**Required work**
Could you find every line in the entries below that holds the word "buyer" and copy it?

Excerpts from an interface dataset:
┄┄┄┄┄┄┄┄┄┄
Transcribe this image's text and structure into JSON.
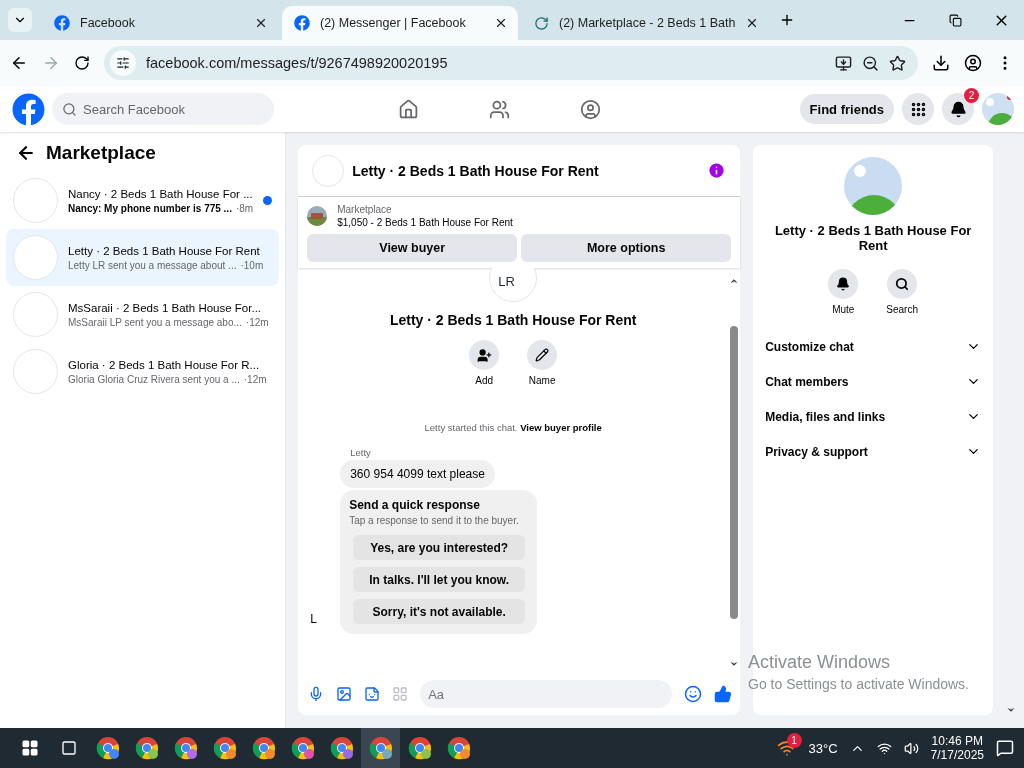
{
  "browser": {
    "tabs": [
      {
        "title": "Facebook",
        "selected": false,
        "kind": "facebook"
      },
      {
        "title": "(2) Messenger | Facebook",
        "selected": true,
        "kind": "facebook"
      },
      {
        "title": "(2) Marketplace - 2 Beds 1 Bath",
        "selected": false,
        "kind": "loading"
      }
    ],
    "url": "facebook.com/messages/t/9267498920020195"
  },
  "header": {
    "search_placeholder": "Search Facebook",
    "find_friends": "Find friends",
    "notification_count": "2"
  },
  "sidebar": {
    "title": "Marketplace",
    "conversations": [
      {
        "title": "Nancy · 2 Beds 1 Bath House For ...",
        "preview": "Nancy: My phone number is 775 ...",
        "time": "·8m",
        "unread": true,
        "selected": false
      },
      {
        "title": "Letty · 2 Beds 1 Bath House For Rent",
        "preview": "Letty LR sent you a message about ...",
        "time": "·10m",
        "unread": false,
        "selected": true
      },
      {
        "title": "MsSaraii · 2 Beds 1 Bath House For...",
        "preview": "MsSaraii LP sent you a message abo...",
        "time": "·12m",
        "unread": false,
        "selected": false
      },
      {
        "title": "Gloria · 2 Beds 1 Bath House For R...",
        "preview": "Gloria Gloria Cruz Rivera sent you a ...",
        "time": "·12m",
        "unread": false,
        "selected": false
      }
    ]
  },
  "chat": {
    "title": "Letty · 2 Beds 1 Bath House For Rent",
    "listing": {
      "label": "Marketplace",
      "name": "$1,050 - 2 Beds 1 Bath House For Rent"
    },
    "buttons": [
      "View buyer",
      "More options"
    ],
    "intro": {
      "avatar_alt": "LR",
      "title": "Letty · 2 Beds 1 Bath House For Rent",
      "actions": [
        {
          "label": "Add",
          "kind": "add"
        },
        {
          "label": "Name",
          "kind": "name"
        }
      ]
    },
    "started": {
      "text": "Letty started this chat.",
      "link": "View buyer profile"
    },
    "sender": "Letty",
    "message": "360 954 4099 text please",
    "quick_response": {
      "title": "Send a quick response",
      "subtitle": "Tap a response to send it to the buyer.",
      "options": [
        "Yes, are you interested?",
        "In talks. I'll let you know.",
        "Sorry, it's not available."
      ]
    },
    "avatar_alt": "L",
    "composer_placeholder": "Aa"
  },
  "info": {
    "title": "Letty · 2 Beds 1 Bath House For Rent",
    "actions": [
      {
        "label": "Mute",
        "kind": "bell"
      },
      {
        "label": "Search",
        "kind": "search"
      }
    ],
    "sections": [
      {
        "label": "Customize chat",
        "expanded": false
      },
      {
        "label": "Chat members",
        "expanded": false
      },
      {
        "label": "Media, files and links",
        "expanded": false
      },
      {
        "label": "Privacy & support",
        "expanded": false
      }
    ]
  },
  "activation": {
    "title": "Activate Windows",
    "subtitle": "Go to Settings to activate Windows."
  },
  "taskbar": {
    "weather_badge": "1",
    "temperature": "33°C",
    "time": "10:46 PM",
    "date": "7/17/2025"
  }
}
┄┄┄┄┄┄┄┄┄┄
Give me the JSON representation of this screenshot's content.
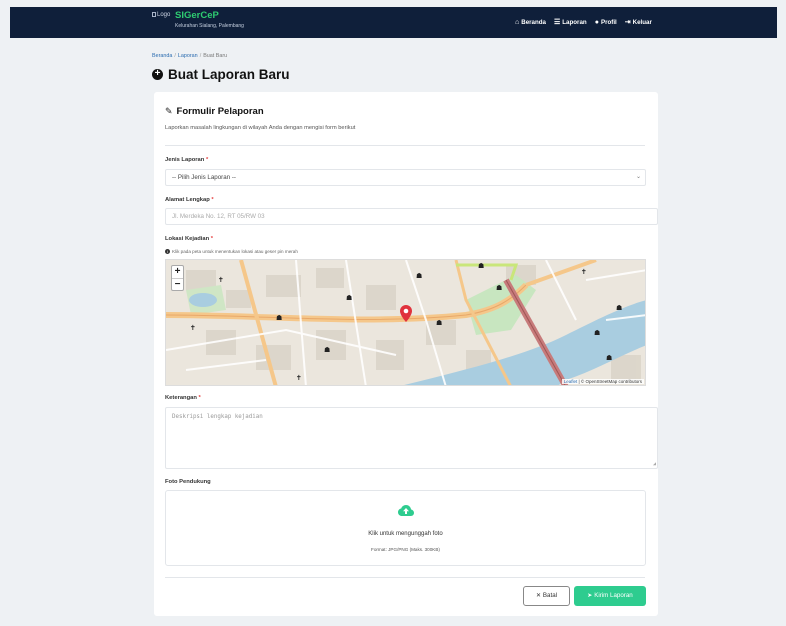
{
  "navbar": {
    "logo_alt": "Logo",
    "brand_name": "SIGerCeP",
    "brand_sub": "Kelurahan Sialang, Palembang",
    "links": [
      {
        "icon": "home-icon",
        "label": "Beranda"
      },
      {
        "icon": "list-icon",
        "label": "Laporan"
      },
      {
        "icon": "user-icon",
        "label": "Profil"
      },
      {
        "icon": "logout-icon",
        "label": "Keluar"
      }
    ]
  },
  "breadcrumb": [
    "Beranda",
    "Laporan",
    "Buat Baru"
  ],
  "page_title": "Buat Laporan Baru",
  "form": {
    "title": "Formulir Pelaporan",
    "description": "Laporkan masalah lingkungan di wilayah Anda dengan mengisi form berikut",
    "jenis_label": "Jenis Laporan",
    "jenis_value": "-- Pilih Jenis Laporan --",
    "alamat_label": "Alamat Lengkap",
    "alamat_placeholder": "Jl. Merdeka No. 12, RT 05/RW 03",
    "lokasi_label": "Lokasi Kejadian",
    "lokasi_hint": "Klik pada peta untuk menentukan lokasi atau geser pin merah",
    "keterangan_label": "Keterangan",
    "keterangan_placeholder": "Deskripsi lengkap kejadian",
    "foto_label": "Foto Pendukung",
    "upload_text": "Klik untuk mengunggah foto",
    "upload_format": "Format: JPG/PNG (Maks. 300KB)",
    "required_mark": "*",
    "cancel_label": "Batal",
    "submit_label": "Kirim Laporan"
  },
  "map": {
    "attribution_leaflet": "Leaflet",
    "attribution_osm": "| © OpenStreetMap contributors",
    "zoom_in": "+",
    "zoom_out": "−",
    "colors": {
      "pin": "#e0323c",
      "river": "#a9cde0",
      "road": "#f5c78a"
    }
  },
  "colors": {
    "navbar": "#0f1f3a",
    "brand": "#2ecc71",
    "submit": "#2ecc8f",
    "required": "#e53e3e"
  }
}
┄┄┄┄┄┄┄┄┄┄
**Answer for the task**
      "View buyer",
      "link": "View buyer profile"
      "subtitle": "Tap a response to send it to the buyer.",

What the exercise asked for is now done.